Nothing but the lines holding the string "module" should appear in the answer. Copy them from the entries.
Exercise material START
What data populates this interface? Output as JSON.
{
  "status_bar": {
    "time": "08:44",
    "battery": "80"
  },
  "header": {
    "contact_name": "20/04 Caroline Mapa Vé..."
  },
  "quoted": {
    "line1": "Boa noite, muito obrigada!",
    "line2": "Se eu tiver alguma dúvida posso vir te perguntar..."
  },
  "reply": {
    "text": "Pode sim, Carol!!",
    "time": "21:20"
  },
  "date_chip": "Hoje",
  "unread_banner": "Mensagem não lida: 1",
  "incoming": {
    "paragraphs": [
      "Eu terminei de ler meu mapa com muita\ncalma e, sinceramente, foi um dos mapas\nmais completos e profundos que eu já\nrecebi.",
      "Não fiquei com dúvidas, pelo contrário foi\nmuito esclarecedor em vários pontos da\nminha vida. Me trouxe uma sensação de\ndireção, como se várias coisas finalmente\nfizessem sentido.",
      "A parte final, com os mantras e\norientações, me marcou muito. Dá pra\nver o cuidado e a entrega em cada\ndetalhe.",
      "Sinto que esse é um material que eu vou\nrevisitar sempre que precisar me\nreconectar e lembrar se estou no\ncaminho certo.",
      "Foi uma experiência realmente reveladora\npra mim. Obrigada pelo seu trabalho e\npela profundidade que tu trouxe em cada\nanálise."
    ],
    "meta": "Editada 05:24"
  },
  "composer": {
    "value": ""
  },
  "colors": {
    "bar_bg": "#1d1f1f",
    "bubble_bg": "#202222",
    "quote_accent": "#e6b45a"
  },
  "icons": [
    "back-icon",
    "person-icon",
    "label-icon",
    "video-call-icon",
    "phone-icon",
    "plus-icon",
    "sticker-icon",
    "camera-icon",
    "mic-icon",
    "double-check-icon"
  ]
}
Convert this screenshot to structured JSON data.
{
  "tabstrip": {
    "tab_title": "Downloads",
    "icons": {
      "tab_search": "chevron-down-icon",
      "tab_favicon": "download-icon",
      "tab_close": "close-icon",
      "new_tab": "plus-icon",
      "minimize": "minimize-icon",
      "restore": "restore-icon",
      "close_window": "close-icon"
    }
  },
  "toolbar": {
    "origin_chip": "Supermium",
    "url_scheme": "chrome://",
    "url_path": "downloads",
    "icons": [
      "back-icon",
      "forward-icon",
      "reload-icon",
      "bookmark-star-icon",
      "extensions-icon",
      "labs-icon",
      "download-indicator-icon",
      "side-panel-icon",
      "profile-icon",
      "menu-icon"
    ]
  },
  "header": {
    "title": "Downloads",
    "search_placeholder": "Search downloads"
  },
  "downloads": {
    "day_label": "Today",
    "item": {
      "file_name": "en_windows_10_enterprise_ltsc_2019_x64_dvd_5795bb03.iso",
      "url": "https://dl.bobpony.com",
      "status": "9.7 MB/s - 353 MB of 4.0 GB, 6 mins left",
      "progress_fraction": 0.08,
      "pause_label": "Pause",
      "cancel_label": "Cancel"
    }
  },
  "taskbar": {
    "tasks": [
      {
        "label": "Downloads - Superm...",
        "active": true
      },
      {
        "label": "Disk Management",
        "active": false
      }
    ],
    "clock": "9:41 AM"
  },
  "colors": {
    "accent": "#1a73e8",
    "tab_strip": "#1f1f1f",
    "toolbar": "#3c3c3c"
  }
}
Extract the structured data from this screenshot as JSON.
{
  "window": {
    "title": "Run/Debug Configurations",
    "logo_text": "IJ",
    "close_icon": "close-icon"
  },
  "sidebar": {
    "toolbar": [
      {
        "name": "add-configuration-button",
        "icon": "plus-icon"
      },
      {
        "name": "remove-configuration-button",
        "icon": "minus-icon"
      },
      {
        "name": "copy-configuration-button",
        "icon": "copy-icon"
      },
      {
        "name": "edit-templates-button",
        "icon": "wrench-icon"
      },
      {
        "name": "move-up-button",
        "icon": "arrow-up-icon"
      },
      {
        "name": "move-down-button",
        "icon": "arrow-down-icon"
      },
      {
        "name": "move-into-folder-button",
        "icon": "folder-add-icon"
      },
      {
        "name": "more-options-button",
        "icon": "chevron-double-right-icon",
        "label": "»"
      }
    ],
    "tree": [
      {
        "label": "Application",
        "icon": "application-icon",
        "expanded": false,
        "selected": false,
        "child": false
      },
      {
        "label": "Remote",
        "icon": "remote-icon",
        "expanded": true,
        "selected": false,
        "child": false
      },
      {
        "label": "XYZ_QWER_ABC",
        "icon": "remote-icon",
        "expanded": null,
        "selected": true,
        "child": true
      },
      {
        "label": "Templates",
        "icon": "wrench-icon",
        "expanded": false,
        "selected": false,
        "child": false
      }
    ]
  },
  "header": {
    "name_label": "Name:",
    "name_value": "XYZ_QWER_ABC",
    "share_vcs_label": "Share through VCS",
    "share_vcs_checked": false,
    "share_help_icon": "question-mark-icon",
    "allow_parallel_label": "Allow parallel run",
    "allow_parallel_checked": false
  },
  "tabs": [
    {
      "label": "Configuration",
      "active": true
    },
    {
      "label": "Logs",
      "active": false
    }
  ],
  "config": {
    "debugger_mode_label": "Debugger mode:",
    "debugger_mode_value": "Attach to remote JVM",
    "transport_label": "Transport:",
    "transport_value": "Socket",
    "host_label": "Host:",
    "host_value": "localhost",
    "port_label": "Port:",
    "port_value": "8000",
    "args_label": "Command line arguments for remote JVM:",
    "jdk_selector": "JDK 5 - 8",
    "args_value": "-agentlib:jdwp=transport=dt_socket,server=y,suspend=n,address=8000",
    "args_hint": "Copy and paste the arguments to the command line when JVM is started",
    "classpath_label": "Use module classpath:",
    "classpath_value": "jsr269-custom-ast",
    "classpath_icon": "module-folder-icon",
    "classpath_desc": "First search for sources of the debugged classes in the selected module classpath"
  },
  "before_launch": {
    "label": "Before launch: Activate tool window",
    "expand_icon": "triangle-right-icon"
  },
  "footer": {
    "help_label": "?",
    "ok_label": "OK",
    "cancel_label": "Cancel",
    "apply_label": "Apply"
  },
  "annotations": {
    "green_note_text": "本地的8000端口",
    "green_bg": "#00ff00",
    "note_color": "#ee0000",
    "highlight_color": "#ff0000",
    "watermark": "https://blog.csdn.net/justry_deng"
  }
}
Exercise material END
▶ _Task result_
    "classpath_label": "Use module classpath:",
    "classpath_icon": "module-folder-icon",
    "classpath_desc": "First search for sources of the debugged classes in the selected module classpath"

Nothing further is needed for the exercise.